------ Data for this exercise

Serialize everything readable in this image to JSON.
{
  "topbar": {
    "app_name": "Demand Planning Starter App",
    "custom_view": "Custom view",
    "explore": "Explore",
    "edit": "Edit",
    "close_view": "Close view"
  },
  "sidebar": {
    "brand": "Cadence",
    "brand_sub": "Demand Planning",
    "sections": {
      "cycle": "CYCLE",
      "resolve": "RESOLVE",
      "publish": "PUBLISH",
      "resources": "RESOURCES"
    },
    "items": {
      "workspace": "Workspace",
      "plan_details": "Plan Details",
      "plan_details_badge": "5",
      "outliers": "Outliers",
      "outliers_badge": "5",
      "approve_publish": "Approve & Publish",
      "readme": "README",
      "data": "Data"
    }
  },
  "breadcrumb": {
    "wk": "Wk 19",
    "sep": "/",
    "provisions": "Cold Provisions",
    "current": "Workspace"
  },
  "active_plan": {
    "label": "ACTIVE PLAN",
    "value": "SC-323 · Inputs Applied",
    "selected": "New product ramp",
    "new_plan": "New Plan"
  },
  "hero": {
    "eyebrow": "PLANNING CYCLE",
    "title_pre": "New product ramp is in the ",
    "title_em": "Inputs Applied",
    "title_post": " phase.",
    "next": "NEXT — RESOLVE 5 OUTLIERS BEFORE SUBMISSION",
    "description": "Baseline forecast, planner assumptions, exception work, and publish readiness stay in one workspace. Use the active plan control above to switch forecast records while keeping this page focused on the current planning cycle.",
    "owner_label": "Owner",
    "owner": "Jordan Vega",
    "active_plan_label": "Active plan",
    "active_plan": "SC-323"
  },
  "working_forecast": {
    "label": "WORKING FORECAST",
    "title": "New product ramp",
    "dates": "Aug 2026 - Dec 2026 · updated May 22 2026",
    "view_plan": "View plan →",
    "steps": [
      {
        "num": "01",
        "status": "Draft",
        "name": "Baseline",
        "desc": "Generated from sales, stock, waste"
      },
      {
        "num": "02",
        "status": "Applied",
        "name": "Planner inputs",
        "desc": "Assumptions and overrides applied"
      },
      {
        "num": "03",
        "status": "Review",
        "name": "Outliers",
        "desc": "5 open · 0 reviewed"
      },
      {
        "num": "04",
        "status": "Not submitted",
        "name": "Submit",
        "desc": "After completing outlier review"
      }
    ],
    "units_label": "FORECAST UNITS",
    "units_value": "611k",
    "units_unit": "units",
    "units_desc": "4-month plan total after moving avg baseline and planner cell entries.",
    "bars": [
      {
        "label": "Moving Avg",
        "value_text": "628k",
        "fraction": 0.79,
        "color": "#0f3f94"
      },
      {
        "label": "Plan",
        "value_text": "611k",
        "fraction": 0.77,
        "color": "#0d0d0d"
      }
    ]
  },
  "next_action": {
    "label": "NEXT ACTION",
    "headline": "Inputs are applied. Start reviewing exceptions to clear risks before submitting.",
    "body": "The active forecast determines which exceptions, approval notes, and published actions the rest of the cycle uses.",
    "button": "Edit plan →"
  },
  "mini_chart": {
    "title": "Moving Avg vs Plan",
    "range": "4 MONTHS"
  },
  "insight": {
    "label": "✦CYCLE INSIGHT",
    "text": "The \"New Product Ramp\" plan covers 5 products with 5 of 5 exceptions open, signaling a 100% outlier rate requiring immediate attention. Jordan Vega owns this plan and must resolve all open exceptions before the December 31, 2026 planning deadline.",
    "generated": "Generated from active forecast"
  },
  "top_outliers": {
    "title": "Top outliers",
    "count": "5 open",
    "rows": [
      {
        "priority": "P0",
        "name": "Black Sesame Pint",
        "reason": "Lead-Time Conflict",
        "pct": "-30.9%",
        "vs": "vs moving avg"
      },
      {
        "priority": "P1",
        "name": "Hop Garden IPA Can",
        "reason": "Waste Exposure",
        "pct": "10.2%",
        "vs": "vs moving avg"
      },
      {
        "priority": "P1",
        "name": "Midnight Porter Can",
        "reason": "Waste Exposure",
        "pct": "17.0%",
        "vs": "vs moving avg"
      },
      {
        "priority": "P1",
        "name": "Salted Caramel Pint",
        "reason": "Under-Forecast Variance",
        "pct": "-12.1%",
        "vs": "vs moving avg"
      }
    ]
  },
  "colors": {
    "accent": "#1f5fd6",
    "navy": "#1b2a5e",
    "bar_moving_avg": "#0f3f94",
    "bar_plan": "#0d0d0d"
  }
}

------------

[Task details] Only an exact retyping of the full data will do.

[Solution for this exercise]
Serialize everything readable in this image to JSON.
{
  "topbar": {
    "app_name": "Demand Planning Starter App",
    "custom_view": "Custom view",
    "explore": "Explore",
    "edit": "Edit",
    "close_view": "Close view"
  },
  "sidebar": {
    "brand": "Cadence",
    "brand_sub": "Demand Planning",
    "sections": {
      "cycle": "CYCLE",
      "resolve": "RESOLVE",
      "publish": "PUBLISH",
      "resources": "RESOURCES"
    },
    "items": {
      "workspace": "Workspace",
      "plan_details": "Plan Details",
      "plan_details_badge": "5",
      "outliers": "Outliers",
      "outliers_badge": "5",
      "approve_publish": "Approve & Publish",
      "readme": "README",
      "data": "Data"
    }
  },
  "breadcrumb": {
    "wk": "Wk 19",
    "sep": "/",
    "provisions": "Cold Provisions",
    "current": "Workspace"
  },
  "active_plan": {
    "label": "ACTIVE PLAN",
    "value": "SC-323 · Inputs Applied",
    "selected": "New product ramp",
    "new_plan": "New Plan"
  },
  "hero": {
    "eyebrow": "PLANNING CYCLE",
    "title_pre": "New product ramp is in the ",
    "title_em": "Inputs Applied",
    "title_post": " phase.",
    "next": "NEXT — RESOLVE 5 OUTLIERS BEFORE SUBMISSION",
    "description": "Baseline forecast, planner assumptions, exception work, and publish readiness stay in one workspace. Use the active plan control above to switch forecast records while keeping this page focused on the current planning cycle.",
    "owner_label": "Owner",
    "owner": "Jordan Vega",
    "active_plan_label": "Active plan",
    "active_plan": "SC-323"
  },
  "working_forecast": {
    "label": "WORKING FORECAST",
    "title": "New product ramp",
    "dates": "Aug 2026 - Dec 2026 · updated May 22 2026",
    "view_plan": "View plan →",
    "steps": [
      {
        "num": "01",
        "status": "Draft",
        "name": "Baseline",
        "desc": "Generated from sales, stock, waste"
      },
      {
        "num": "02",
        "status": "Applied",
        "name": "Planner inputs",
        "desc": "Assumptions and overrides applied"
      },
      {
        "num": "03",
        "status": "Review",
        "name": "Outliers",
        "desc": "5 open · 0 reviewed"
      },
      {
        "num": "04",
        "status": "Not submitted",
        "name": "Submit",
        "desc": "After completing outlier review"
      }
    ],
    "units_label": "FORECAST UNITS",
    "units_value": "611k",
    "units_unit": "units",
    "units_desc": "4-month plan total after moving avg baseline and planner cell entries.",
    "bars": [
      {
        "label": "Moving Avg",
        "value_text": "628k",
        "fraction": 0.79,
        "color": "#0f3f94"
      },
      {
        "label": "Plan",
        "value_text": "611k",
        "fraction": 0.77,
        "color": "#0d0d0d"
      }
    ]
  },
  "next_action": {
    "label": "NEXT ACTION",
    "headline": "Inputs are applied. Start reviewing exceptions to clear risks before submitting.",
    "body": "The active forecast determines which exceptions, approval notes, and published actions the rest of the cycle uses.",
    "button": "Edit plan →"
  },
  "mini_chart": {
    "title": "Moving Avg vs Plan",
    "range": "4 MONTHS"
  },
  "insight": {
    "label": "✦CYCLE INSIGHT",
    "text": "The \"New Product Ramp\" plan covers 5 products with 5 of 5 exceptions open, signaling a 100% outlier rate requiring immediate attention. Jordan Vega owns this plan and must resolve all open exceptions before the December 31, 2026 planning deadline.",
    "generated": "Generated from active forecast"
  },
  "top_outliers": {
    "title": "Top outliers",
    "count": "5 open",
    "rows": [
      {
        "priority": "P0",
        "name": "Black Sesame Pint",
        "reason": "Lead-Time Conflict",
        "pct": "-30.9%",
        "vs": "vs moving avg"
      },
      {
        "priority": "P1",
        "name": "Hop Garden IPA Can",
        "reason": "Waste Exposure",
        "pct": "10.2%",
        "vs": "vs moving avg"
      },
      {
        "priority": "P1",
        "name": "Midnight Porter Can",
        "reason": "Waste Exposure",
        "pct": "17.0%",
        "vs": "vs moving avg"
      },
      {
        "priority": "P1",
        "name": "Salted Caramel Pint",
        "reason": "Under-Forecast Variance",
        "pct": "-12.1%",
        "vs": "vs moving avg"
      }
    ]
  },
  "colors": {
    "accent": "#1f5fd6",
    "navy": "#1b2a5e",
    "bar_moving_avg": "#0f3f94",
    "bar_plan": "#0d0d0d"
  }
}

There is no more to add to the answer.